* **To do**
Across the entries, count the lines that include "Instellingen" and report only that number.

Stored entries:
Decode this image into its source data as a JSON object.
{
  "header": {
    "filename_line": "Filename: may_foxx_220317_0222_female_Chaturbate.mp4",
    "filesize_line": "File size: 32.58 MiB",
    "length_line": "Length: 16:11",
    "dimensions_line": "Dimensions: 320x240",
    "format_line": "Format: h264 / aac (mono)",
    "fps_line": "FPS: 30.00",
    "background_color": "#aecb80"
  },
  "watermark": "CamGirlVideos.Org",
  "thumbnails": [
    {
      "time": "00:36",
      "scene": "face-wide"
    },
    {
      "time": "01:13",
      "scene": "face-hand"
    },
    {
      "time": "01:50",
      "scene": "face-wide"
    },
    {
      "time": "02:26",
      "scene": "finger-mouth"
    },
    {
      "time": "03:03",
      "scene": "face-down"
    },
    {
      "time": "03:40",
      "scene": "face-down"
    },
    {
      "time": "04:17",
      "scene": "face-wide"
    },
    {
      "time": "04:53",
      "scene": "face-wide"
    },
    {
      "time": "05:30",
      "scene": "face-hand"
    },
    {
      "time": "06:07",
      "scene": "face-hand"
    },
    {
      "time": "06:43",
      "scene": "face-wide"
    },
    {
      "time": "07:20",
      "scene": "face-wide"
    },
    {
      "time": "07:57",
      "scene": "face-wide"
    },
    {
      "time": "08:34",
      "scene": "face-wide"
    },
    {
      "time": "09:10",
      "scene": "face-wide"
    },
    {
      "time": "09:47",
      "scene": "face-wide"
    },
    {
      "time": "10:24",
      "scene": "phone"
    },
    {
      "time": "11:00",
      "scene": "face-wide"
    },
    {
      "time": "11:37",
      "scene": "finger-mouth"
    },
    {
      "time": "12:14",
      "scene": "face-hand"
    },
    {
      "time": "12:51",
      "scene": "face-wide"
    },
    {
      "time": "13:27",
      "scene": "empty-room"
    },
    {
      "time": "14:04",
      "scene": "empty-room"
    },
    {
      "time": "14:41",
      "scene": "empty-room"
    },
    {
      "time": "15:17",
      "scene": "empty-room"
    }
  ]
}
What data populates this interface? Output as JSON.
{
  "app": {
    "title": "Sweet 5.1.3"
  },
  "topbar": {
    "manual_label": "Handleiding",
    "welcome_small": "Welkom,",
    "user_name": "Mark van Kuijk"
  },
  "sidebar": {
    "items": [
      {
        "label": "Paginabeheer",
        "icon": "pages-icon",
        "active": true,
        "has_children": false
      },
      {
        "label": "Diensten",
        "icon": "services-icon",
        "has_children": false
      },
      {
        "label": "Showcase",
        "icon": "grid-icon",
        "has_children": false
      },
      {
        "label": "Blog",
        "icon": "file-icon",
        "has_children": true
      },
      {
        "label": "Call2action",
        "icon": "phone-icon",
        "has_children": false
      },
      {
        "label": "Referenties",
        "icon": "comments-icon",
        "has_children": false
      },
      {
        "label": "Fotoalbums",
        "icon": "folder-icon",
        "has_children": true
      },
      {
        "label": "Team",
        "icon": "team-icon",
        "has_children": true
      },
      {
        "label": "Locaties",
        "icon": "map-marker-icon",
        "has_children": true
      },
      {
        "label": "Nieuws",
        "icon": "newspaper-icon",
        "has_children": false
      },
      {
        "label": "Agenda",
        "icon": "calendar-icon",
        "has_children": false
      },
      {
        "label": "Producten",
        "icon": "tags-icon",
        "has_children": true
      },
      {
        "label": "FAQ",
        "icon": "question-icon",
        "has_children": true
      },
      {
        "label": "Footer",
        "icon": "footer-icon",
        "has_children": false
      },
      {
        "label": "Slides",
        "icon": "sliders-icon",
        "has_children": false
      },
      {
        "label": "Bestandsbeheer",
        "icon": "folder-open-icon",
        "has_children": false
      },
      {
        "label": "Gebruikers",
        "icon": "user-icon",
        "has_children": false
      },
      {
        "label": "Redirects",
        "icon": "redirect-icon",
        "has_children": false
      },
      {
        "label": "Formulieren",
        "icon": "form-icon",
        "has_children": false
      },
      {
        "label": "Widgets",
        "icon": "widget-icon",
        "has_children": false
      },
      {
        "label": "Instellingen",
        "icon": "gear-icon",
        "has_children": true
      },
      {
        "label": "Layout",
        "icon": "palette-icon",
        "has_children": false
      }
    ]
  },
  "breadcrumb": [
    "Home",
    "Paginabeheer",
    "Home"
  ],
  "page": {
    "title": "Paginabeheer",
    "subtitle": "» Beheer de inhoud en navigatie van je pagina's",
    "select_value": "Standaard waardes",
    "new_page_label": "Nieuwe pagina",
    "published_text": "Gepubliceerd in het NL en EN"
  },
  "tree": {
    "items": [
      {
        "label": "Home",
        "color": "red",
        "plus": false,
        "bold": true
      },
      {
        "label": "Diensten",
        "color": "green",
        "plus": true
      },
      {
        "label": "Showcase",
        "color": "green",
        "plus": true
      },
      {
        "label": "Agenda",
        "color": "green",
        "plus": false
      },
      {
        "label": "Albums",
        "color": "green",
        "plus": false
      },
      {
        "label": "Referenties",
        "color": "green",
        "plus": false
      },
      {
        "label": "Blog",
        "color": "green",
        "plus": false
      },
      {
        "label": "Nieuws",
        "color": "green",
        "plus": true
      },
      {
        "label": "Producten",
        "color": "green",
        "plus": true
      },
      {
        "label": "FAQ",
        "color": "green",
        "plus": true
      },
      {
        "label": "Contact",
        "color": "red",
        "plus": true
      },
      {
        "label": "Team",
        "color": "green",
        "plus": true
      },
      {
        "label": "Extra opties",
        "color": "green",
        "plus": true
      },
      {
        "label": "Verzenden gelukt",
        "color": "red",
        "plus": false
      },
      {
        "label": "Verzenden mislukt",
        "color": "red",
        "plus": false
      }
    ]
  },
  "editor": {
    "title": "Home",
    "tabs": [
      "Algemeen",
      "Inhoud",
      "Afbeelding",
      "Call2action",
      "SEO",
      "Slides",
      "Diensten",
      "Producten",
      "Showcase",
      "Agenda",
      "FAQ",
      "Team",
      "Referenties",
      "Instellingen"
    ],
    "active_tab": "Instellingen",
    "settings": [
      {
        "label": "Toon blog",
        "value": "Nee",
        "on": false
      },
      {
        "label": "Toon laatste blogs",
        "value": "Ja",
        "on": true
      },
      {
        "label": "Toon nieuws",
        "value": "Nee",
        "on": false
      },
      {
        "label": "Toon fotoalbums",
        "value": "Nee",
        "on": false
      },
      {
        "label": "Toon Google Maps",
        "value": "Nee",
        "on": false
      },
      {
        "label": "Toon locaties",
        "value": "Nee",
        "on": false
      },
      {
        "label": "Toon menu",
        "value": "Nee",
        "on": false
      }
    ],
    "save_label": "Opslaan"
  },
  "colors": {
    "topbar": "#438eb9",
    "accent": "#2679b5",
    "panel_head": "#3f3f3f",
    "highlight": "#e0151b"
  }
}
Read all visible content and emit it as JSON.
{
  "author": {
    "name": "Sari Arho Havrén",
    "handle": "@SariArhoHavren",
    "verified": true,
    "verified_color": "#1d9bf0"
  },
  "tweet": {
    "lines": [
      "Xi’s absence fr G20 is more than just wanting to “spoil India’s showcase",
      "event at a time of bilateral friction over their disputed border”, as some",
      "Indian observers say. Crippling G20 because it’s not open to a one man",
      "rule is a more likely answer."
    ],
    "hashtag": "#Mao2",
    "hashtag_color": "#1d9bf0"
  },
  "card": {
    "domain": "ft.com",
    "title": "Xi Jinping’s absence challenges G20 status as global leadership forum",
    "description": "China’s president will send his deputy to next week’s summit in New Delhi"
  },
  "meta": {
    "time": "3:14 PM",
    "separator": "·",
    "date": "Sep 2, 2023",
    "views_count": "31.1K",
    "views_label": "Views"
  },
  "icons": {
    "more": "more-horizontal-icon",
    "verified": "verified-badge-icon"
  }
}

* **Finished exercise**
3